and exchanged using broadcasted into the network. TCmessages are only originated by nodes selected as
Multipoint Relays (MPRs)
by some other node in the network.
areselected in such a way that a minimum amount of
,located one-hop away from the node doing the selection(called
), are enough to reach every singleneighbour located two-hops away of
. Byapplying this selection mechanism only a reduced amount of nodes (depending on the network topology) will be selected asMPRs. Every node in the network is aware of its one-hopand two-hop neighbours by periodically exchanging
messages containing the list of its one-hop neighbours. On theother hand, TC messages will only advertise the links betweenthe MPRs and their electors. Then, only a partial amount of the network links (the topology) will be advertised, also MPRsare the only nodes allowed to forward TC messages and onlyif messages come from a
node. Theseforwarding constrains considerably decrease the amount of flooding retransmissions (Figure 1). This example shows theefficiency of the MPR mechanism because only eighttransmissions are required to reach all the 23 nodes buildingthe network, which is a significant saving when compared totraditional flooding mechanism where every node is asked toretransmit to all neighbours.Figure 1: Flooding with MPR mechanism
MPR Selection Algorithm
The computation of the
with minimal size is a NP-complet problem [14-16]. For this end, the standard MPRselection algorithm currently used in the OLSR protocolimplementations is as follows:Figure 2-a- Example of MRRset calculation.For a node
be the neighborhood of
is the setof nodes which are in the range of
and share with
abidirectional link. We denote by
, i.e, the set of nodes which are neighbors of at least onenode of
but that do not belong to
(see Figure 2-a).Based on the above notations, the standard algorithm forMPR selection is defined as follows (figure 2-b):

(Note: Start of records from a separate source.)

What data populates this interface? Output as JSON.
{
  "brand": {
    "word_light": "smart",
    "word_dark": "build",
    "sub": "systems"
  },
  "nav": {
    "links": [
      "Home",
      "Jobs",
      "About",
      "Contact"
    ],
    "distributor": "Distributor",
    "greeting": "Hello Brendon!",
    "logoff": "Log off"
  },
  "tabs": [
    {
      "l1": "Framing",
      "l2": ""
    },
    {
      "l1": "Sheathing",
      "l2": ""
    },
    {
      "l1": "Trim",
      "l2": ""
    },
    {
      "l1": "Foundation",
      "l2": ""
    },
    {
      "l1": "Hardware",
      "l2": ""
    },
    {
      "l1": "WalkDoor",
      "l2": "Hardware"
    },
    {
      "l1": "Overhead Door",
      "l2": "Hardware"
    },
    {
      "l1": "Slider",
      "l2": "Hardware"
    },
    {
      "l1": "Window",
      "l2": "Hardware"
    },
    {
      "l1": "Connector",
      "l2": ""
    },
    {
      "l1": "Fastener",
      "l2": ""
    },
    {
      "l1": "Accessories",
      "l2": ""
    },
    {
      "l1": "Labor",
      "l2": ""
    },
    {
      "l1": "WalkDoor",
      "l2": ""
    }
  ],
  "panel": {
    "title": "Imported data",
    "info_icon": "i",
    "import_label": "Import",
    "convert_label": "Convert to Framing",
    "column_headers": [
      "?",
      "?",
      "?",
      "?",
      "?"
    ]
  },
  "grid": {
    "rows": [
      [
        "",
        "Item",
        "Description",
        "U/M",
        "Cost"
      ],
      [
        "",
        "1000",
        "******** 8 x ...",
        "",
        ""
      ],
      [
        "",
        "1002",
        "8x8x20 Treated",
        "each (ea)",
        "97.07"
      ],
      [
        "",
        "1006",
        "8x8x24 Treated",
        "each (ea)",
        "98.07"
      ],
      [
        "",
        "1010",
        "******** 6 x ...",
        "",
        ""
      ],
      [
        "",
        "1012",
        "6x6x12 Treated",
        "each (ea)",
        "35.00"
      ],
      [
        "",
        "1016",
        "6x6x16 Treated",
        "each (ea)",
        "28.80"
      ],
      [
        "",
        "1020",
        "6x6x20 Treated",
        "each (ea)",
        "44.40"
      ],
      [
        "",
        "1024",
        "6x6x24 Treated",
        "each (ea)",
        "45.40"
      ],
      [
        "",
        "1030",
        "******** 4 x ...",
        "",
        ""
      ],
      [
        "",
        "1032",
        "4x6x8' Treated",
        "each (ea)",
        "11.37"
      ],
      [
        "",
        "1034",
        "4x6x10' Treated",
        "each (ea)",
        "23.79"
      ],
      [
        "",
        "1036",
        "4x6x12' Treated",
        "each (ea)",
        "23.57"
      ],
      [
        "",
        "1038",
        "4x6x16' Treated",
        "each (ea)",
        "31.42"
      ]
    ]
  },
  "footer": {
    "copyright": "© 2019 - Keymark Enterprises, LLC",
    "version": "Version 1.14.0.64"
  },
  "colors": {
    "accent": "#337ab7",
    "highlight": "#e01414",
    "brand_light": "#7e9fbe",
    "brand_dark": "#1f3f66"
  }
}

uses hop count to compute the shortest path to anarbitrary destination using the topology map consisting of allits neighbours and of
of all other nodes. Number of hopcriterion as a routing metric is not suitable for QoS support asa path selected based on the least number of hops may notsatisfy the required QoS constraints.Figure 2-b: MPR Selection AlgorithmIII.
Qos Support in a Manet
In this section we discuss the recent work done to provide
in Manets.INSIGNIA, , is an adaptation of the IntServ Model to themobile ad hoc networks.
guarantee is done by per-flowinformation in each node that is set up by thesignalling/reservation protocol. The destination statisticallymeasures
(e.g. packet loss, delay, averagethroughput,etc.) and periodically sends
to thesource. Based on those reports, the source node can adapt real-time flows to avoid congestion.SWAN, , Service differentiation in stateless WirelessAd-hoc Network, is an adaptation of the DiffServ Model to themobile ad-hoc networks. Nodes do not need to keep per-flowinformation in order to handle packets.
isprovided according to the class of the flow once it has beenaccepted.FQMM, , Flexible
for MANET, has beenintroduced to offer a better QoS guarantee to a restrictednumber of flows whereas a class guarantee is offered to theother flows. FQMM is a hybrid approach combining per-flowgranularity of
for high priority classes and perclassgranularity of
for low priority classes.G. Ying et al  have proposed enhancements that allowOLSR to find the maximum bandwidth path. The heuristics
(IJCSIS) International Journal of Computer Science and Information Security,Vol. 8, No. 1, April 2010139http://sites.google.com/site/ijcsis/ISSN 1947-5500